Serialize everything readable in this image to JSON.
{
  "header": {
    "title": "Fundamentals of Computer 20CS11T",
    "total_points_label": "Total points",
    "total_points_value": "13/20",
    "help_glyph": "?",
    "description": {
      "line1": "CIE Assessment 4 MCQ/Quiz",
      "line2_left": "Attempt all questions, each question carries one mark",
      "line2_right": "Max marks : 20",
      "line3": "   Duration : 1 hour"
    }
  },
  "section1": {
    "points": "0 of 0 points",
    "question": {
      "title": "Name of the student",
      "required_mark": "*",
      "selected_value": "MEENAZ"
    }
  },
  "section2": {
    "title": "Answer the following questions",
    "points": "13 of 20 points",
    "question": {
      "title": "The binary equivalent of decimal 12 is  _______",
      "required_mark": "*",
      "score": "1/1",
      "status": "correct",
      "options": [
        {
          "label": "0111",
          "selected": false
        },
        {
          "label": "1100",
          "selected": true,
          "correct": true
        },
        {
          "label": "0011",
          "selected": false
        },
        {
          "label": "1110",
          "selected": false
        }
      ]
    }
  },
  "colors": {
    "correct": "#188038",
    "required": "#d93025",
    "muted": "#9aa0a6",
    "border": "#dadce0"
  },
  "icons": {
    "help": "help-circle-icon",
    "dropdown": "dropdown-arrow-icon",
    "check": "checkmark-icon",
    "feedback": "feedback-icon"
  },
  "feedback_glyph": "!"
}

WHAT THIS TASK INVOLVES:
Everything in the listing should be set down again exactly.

SOLVED PROBLEM:
Serialize everything readable in this image to JSON.
{
  "header": {
    "title": "Fundamentals of Computer 20CS11T",
    "total_points_label": "Total points",
    "total_points_value": "13/20",
    "help_glyph": "?",
    "description": {
      "line1": "CIE Assessment 4 MCQ/Quiz",
      "line2_left": "Attempt all questions, each question carries one mark",
      "line2_right": "Max marks : 20",
      "line3": "   Duration : 1 hour"
    }
  },
  "section1": {
    "points": "0 of 0 points",
    "question": {
      "title": "Name of the student",
      "required_mark": "*",
      "selected_value": "MEENAZ"
    }
  },
  "section2": {
    "title": "Answer the following questions",
    "points": "13 of 20 points",
    "question": {
      "title": "The binary equivalent of decimal 12 is  _______",
      "required_mark": "*",
      "score": "1/1",
      "status": "correct",
      "options": [
        {
          "label": "0111",
          "selected": false
        },
        {
          "label": "1100",
          "selected": true,
          "correct": true
        },
        {
          "label": "0011",
          "selected": false
        },
        {
          "label": "1110",
          "selected": false
        }
      ]
    }
  },
  "colors": {
    "correct": "#188038",
    "required": "#d93025",
    "muted": "#9aa0a6",
    "border": "#dadce0"
  },
  "icons": {
    "help": "help-circle-icon",
    "dropdown": "dropdown-arrow-icon",
    "check": "checkmark-icon",
    "feedback": "feedback-icon"
  },
  "feedback_glyph": "!"
}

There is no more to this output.